Wilmington’s CDC report advisory council met again Tuesday afternoon to discuss how to start gathering data about programs helping prevent and stop gun violence in the state’s largest city.
A major next step for the council is creating –and distributing – a survey to non-profit organizations that they’d like to review further, and compare to nationally accredited programs.
However, they’ve yet to settle on how to start. Options include focusing on programs serving hot spots in Wilmington - or casting a wide net and then analyzing the information received for trends and best practices.
Dr. Iman Sharif is a Pediatrician with Nemours, and she says her team can help put together the surveys once that decision is made.
“I think we’re going to help the group by just technically creating the survey that can be emailed out to the organizations we want to learn a little bit more about, and basically the survey will ask about what they’re doing, what issues they’re facing and what they need in order for it to be more successful in serving the population,” Sharif said.
In April, the council broke into three different sub-committees: one tackling universal services, or services available to all youth living in designated high-risk neighborhoods.
Another is tasked with analyzing services for high-risk youth at the earliest possible indication of a detectable problem, and the third is working to establish effective communication efforts with the community.
Ashley Biden, Executive Director for the Delaware Center for Justice, is heading up the indicated services sub-committee, and says the she wants the survey to review the mission, purpose, goals/objectives, outcomes and activities conducted by the organizations to achieve outcomes relating to universal and target interventions for violence reduction among elementary, middle and high-school aged youth.

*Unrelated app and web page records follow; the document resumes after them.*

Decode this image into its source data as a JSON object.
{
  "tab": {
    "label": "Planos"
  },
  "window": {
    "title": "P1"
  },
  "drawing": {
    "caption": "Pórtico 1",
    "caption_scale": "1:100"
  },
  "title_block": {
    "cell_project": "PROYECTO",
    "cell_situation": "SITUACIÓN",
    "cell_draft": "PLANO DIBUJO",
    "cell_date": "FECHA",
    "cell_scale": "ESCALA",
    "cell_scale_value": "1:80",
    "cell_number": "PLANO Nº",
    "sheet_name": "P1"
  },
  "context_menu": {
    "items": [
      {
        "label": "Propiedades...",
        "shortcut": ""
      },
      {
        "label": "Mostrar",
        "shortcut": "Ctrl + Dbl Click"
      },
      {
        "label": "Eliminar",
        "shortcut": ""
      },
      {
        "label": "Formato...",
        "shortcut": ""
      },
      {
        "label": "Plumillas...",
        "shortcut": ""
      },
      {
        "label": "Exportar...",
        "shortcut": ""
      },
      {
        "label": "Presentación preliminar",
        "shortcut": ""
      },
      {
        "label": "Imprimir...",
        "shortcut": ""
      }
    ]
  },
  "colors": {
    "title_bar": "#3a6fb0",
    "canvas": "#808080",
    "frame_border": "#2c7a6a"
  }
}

The goal is to analyze for effectiveness and identify gaps in services, while building capacity for programs.
Biden also cautioned that just because a program is evidence-based doesn’t mean it’s working in the community.
“We should still get the data and do investigating to find out,” Biden said. “It can be done by the wrong people or organization in the wrong setting.”

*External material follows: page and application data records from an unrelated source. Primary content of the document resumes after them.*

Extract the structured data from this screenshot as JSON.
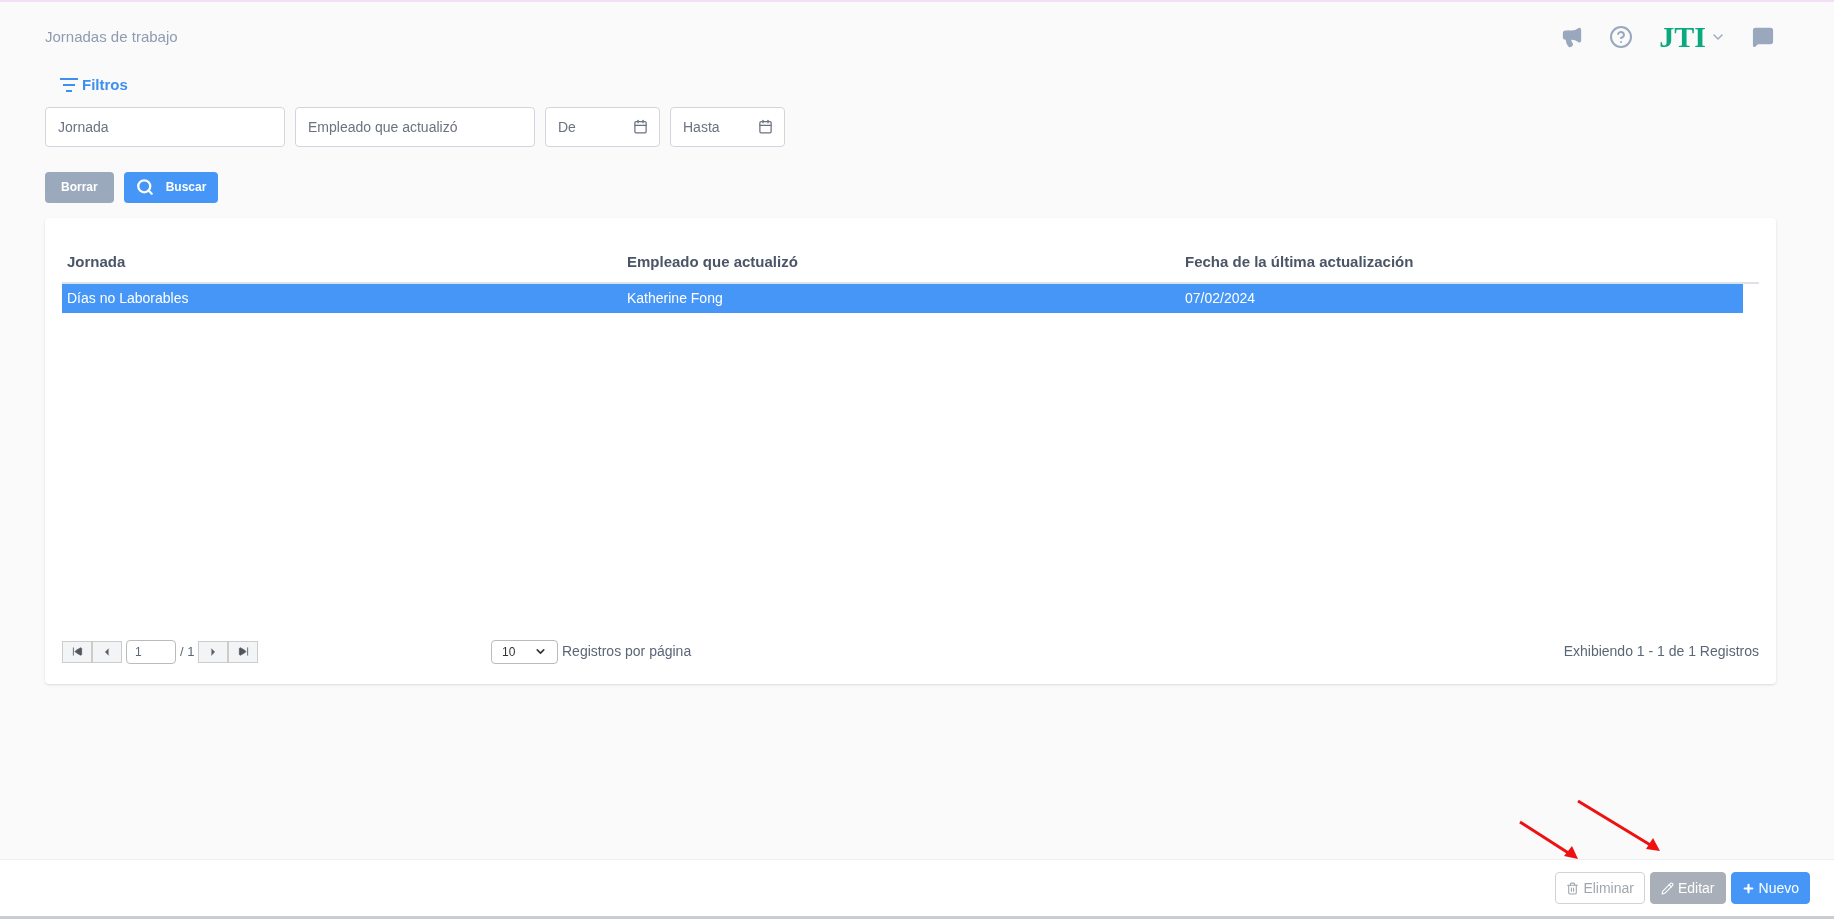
{
  "header": {
    "title": "Jornadas de trabajo",
    "logo": "JTI"
  },
  "filters": {
    "label": "Filtros",
    "fields": [
      {
        "kind": "text",
        "placeholder": "Jornada"
      },
      {
        "kind": "text",
        "placeholder": "Empleado que actualizó"
      },
      {
        "kind": "date",
        "placeholder": "De"
      },
      {
        "kind": "date",
        "placeholder": "Hasta"
      }
    ],
    "buttons": [
      {
        "kind": "secondary",
        "label": "Borrar"
      },
      {
        "kind": "search",
        "label": "Buscar"
      }
    ]
  },
  "table": {
    "columns": [
      "Jornada",
      "Empleado que actualizó",
      "Fecha de la última actualización"
    ],
    "rows": [
      {
        "cells": [
          "Días no Laborables",
          "Katherine Fong",
          "07/02/2024"
        ],
        "selected": true
      }
    ]
  },
  "pagination": {
    "page": "1",
    "total": "/ 1",
    "page_size": "10",
    "page_size_label": "Registros por página",
    "summary": "Exhibiendo 1 - 1 de 1 Registros"
  },
  "actions": [
    {
      "kind": "delete",
      "label": "Eliminar"
    },
    {
      "kind": "edit",
      "label": "Editar"
    },
    {
      "kind": "new",
      "label": "Nuevo"
    }
  ]
}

Dr. Marlene Saunders is the Executive Director of Delaware’s National Association of Social Workers, and is heading up the universal committee. The group has gathered a list of programs funded by the state targeting in the areas of prevention and behavioral health services: now the council as a whole must come up with the metrics and database used to measure programs equally.
Part of the challenge is identifying all organizations that can potentially be helpful. Christina Cultural Arts Center CEO Raye Jones Avery says many organizations may be addressing violence, but might not specifically express that in their mission or objectives.
“So we certainly need to take a look at mission-stated violence prevention strategies, but also those informal activities and efforts that are going on," Avery said.
The group plans to have a survey ready for review in the next two to three weeks.
One of the three sub-groups was charged with creating a communications strategy to engage the different target populations of kids 4-18, along with other stakeholders.
City Councilwoman Hanifa Shabazz presented the group’s findings Tuesday about the idea for an app that youth could use to self-report when they think they might be in any sort of danger.
“They might say, oh I’m suffering from this I might need to do this, or I’m experiencing this, I feel this way. Then that would direct them to an agency or organization that could possibly get them some support and help. We have to use all kinds of tools now to communicate with our children. They’re communicating through phones and applications, so we might as well use what they use.”
Delaware’s DHHS Secretary Rita Landgraff says data has shown that kids as young as third graders report feeling disengaged, and she thinks such an app could be effective for kids in connecting with them.
Council co-chair Dr. Henry Smith proposed that going forward, the council will meet on the second Tuesday of every month.